Hopefully they'll hold up, will update how it goes after summer!


Side skirts installed!




Hazard Switches Installation!


OK! I'm excited for my new Hazard Switches kit 🙂

Item can be purchased below, use the shopping cart if you're in Australia, or use the PayPal button below (and in the product description) if you're located outside of Australia. Prices are in Australian Dollars and shipping is built into the price.

Hazard Switches! (International Shipping Included!)


Now the first job before installing your new Hazard Switches is to remove the tombstone. I won't go into this step because there are dozens of tutorials that already exist online. The YouTube video below is pretty good.

This is how you'll receive the kit, comes with the "plug & play" harness, switches, panels and brand new sticker.


Take note of the labelled bags and the markings on the face plate and switches.


Install the switch marked "R" in the top position of the face plate, and switch marked "B" goes in the bottom position. Switch locations and orientation are marked on the back of the face plate.


Once the switches are in, you can go ahead and install the backing plate and carefully tighten the nuts until finger tight, making sure the switches and face plate are in position. Once the nuts are finger tight, grip the switch housing and rotate counter-clockwise to further tighten down the switches.

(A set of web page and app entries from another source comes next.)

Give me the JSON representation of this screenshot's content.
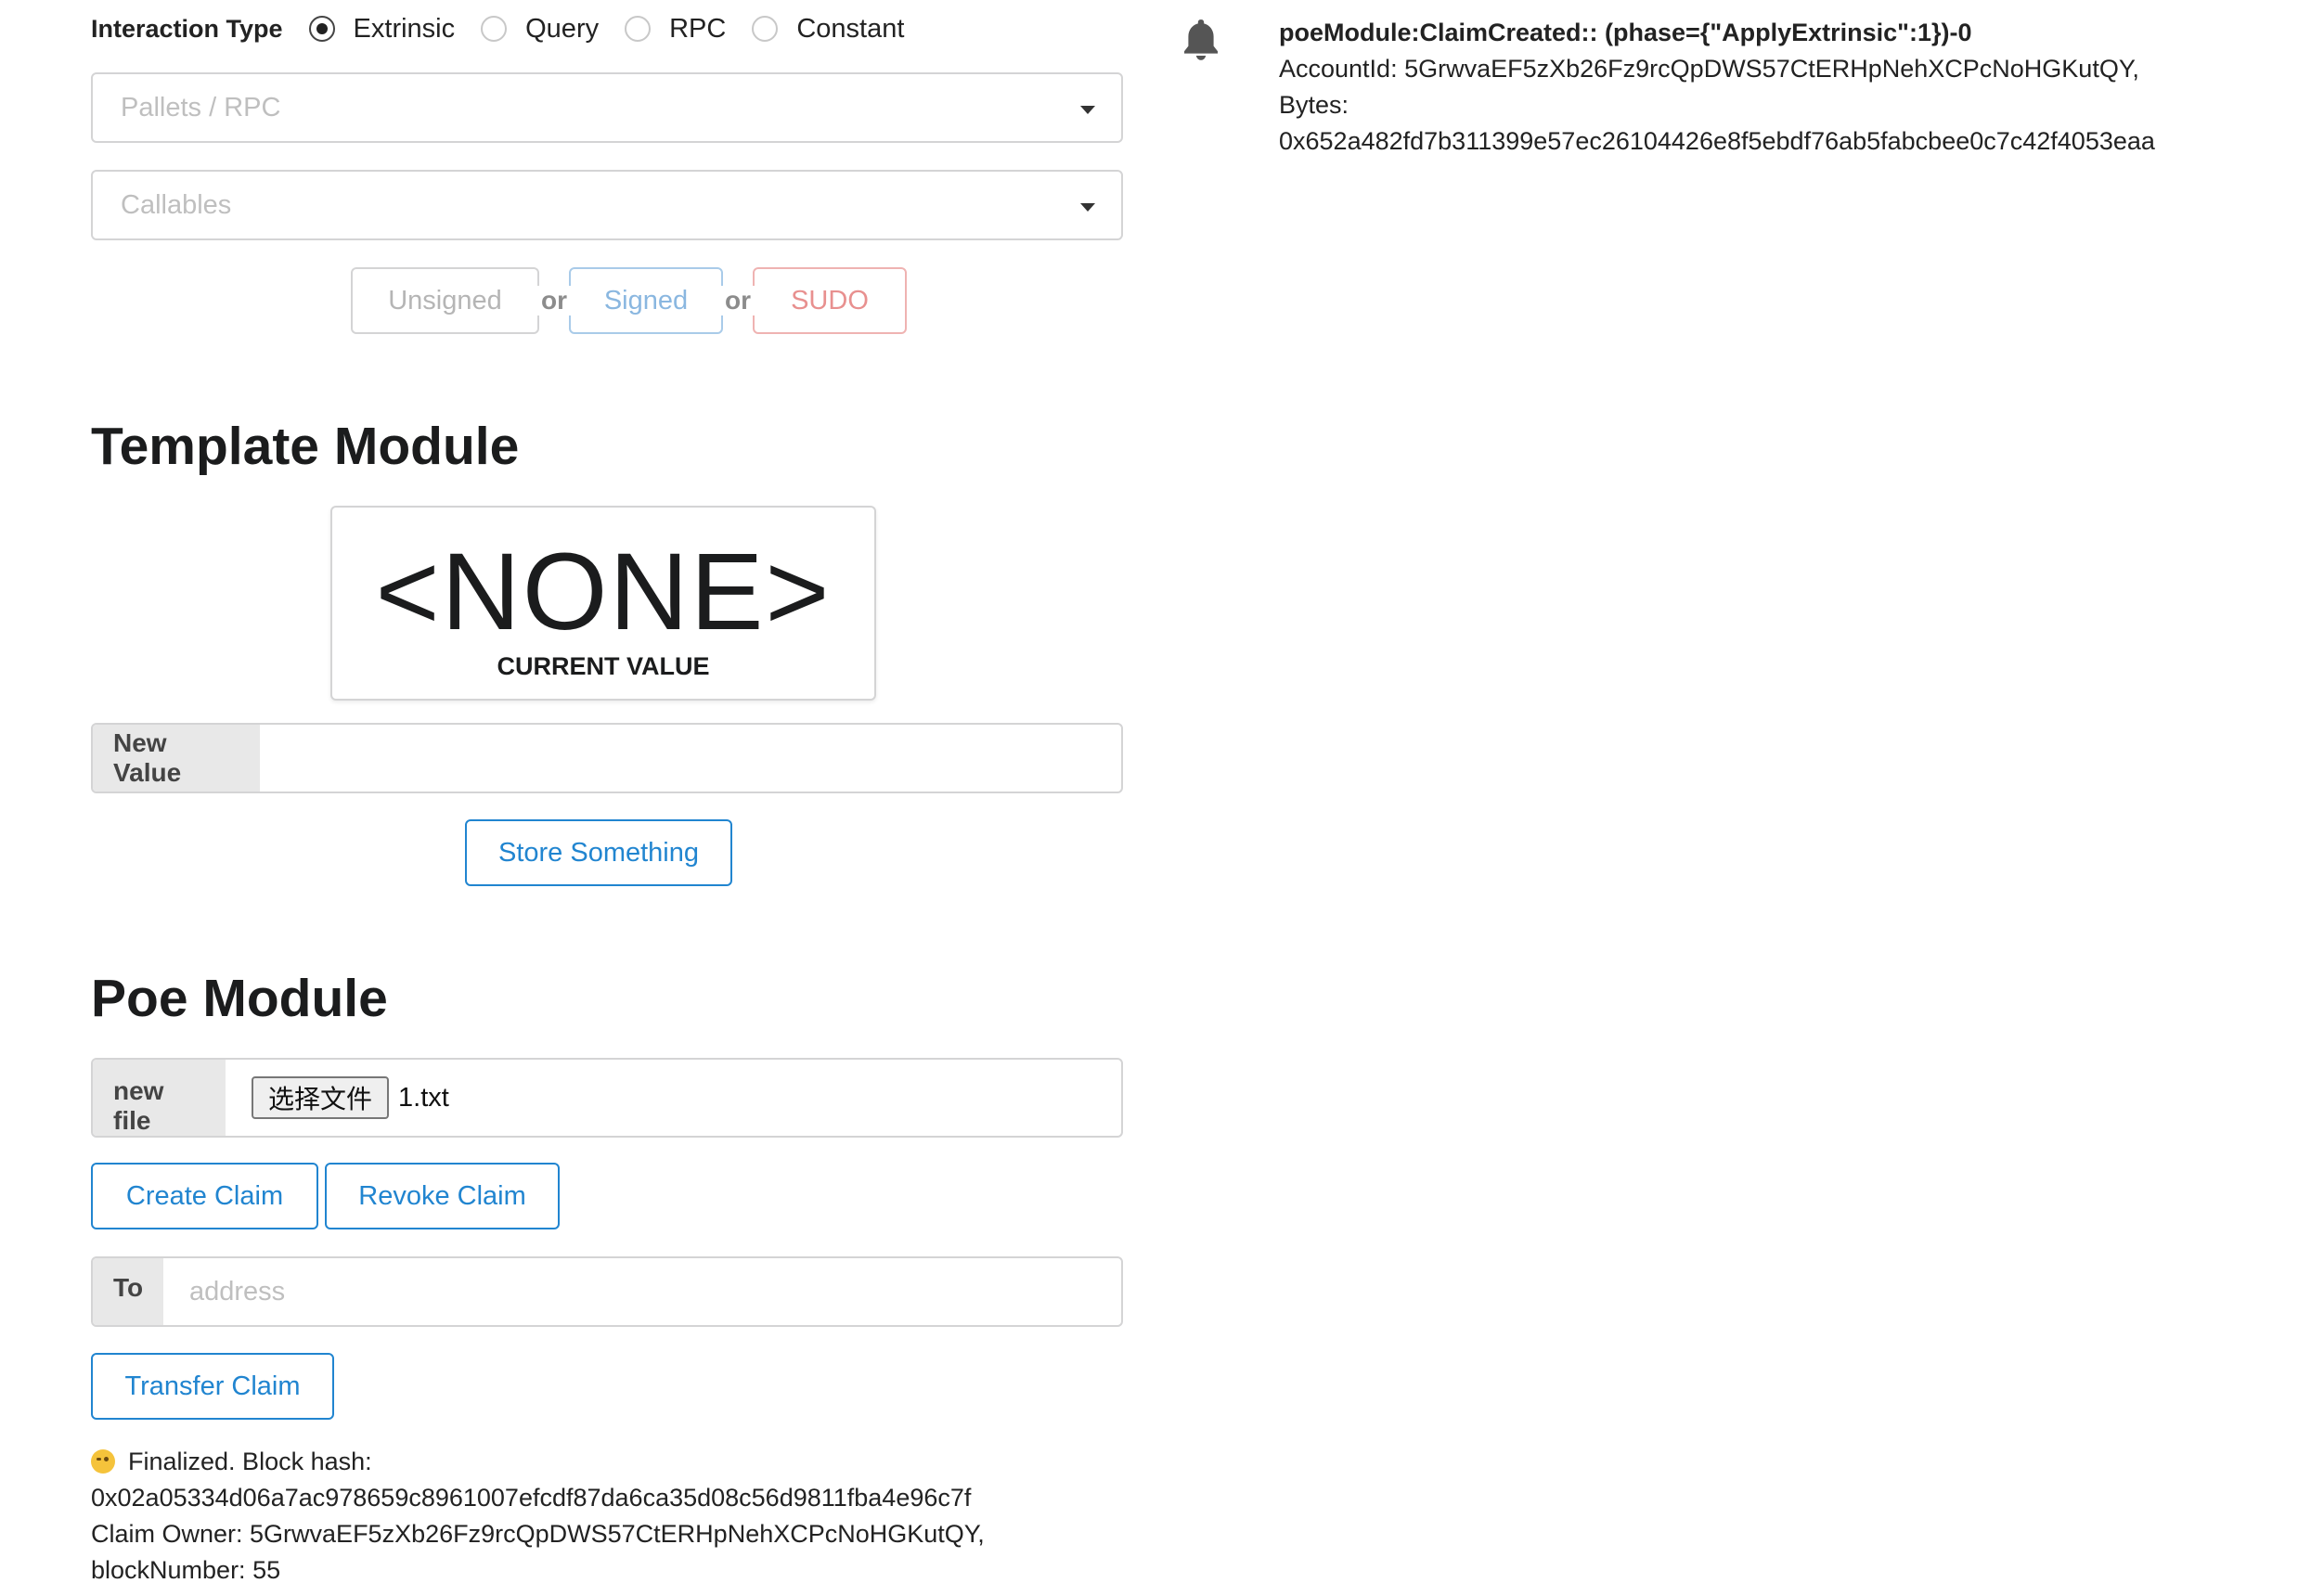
{
  "interaction": {
    "label": "Interaction Type",
    "options": [
      "Extrinsic",
      "Query",
      "RPC",
      "Constant"
    ],
    "selected": "Extrinsic"
  },
  "pallets_placeholder": "Pallets / RPC",
  "callables_placeholder": "Callables",
  "sign": {
    "unsigned": "Unsigned",
    "signed": "Signed",
    "sudo": "SUDO",
    "or": "or"
  },
  "template_module": {
    "title": "Template Module",
    "value": "<NONE>",
    "value_label": "CURRENT VALUE",
    "new_value_label": "New Value",
    "new_value": "",
    "store_button": "Store Something"
  },
  "poe_module": {
    "title": "Poe Module",
    "file_label": "new file",
    "file_button": "选择文件",
    "file_name": "1.txt",
    "create_button": "Create Claim",
    "revoke_button": "Revoke Claim",
    "to_label": "To",
    "to_placeholder": "address",
    "transfer_button": "Transfer Claim"
  },
  "status": {
    "line1": "Finalized. Block hash:",
    "line2": "0x02a05334d06a7ac978659c8961007efcdf87da6ca35d08c56d9811fba4e96c7f",
    "line3": "Claim Owner: 5GrwvaEF5zXb26Fz9rcQpDWS57CtERHpNehXCPcNoHGKutQY,",
    "line4": "blockNumber: 55"
  },
  "event": {
    "icon": "bell-icon",
    "title": "poeModule:ClaimCreated:: (phase={\"ApplyExtrinsic\":1})-0",
    "line1": "AccountId: 5GrwvaEF5zXb26Fz9rcQpDWS57CtERHpNehXCPcNoHGKutQY,",
    "line2": "Bytes:",
    "line3": "0x652a482fd7b311399e57ec26104426e8f5ebdf76ab5fabcbee0c7c42f4053eaa"
  },
  "colors": {
    "primary_blue": "#2185d0",
    "signed_blue": "#8ab7e0",
    "sudo_red": "#e8908f"
  }
}
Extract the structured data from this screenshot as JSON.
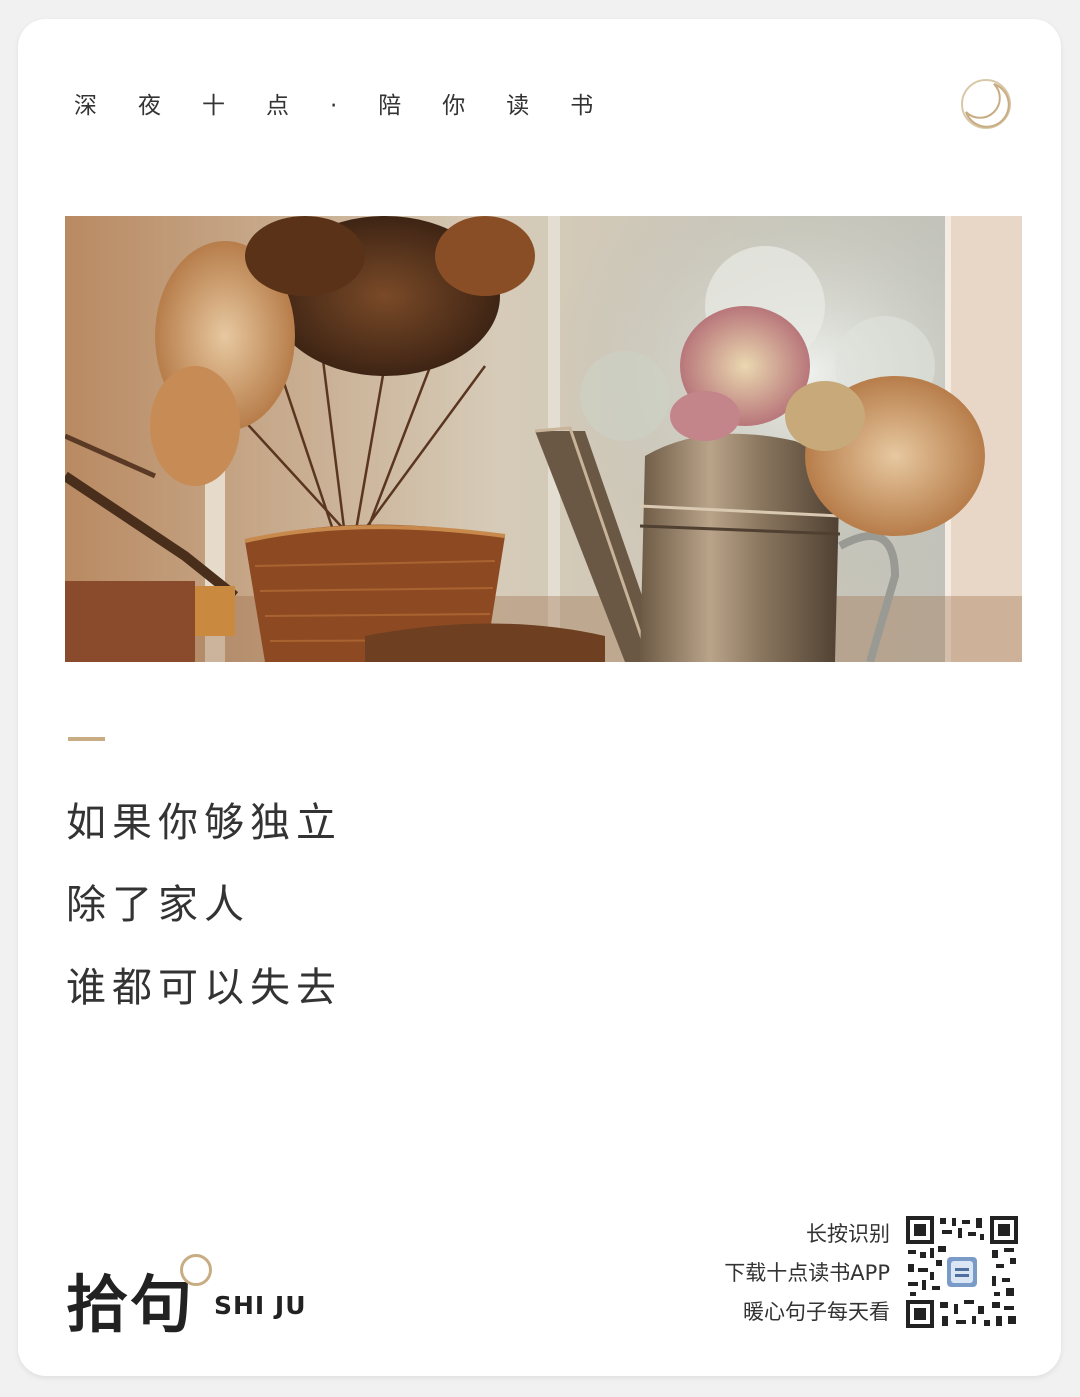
{
  "header": {
    "title": "深夜十点·陪你读书"
  },
  "quote": {
    "lines": [
      "如果你够独立",
      "除了家人",
      "谁都可以失去"
    ]
  },
  "brand": {
    "name": "拾句",
    "sub": "SHI JU"
  },
  "promo": {
    "lines": [
      "长按识别",
      "下载十点读书APP",
      "暖心句子每天看"
    ]
  },
  "colors": {
    "accent": "#c8ad84",
    "text": "#333333",
    "card": "#ffffff"
  },
  "icons": {
    "moon": "moon-icon",
    "qr": "qr-code"
  }
}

The connector labelled "R" plugs into the top position, and connector labelled "B" goes into the bottom switch.


And this connector plugs into the factory wiring.



Manifold Vacuum Rail


OK! So last post was positive, engine started up, ran well and idled nicely. But that didn't last long...

While getting the tune sorted, I noticed that the vacuum readings were a little off and it turned out to be a vacuum leak due to a hose not being connected properly. Fixed the vacuum leak and then the engine didn't want to idle anymore... So I fixed the idling issue but that resulted in my brake booster not getting enough vacuum to assist the brakes 🙁

So the real problem was the vacuum set up, I think. So I've come up with a set up that mimics a few other off-the-shelf ITB kits. Haven't had time to finish everything yet, but will post update when I get it running again and report back on the vacuum set up.


These are the push-to-connect fittings I'm using, swivel tee fittings.


Marked out the holes and drilled 11.1mm holes so that I could tap a 1/4" NPT thread.


The fittings tested fitted and measured so I could cut the hoses. The hoses need be installed in the fittings while they're out.


Vacuum rail installed and the old holes plugged up.


Also test fitted the filter backing plate, some clearance issues here...


Installed a Garage Star Wiper Cowl panel, and need to make a new fuel hose because I had to go from dual to single feed fuel setup.


And finally installed and gapped the headlight covers, hate doing them so much.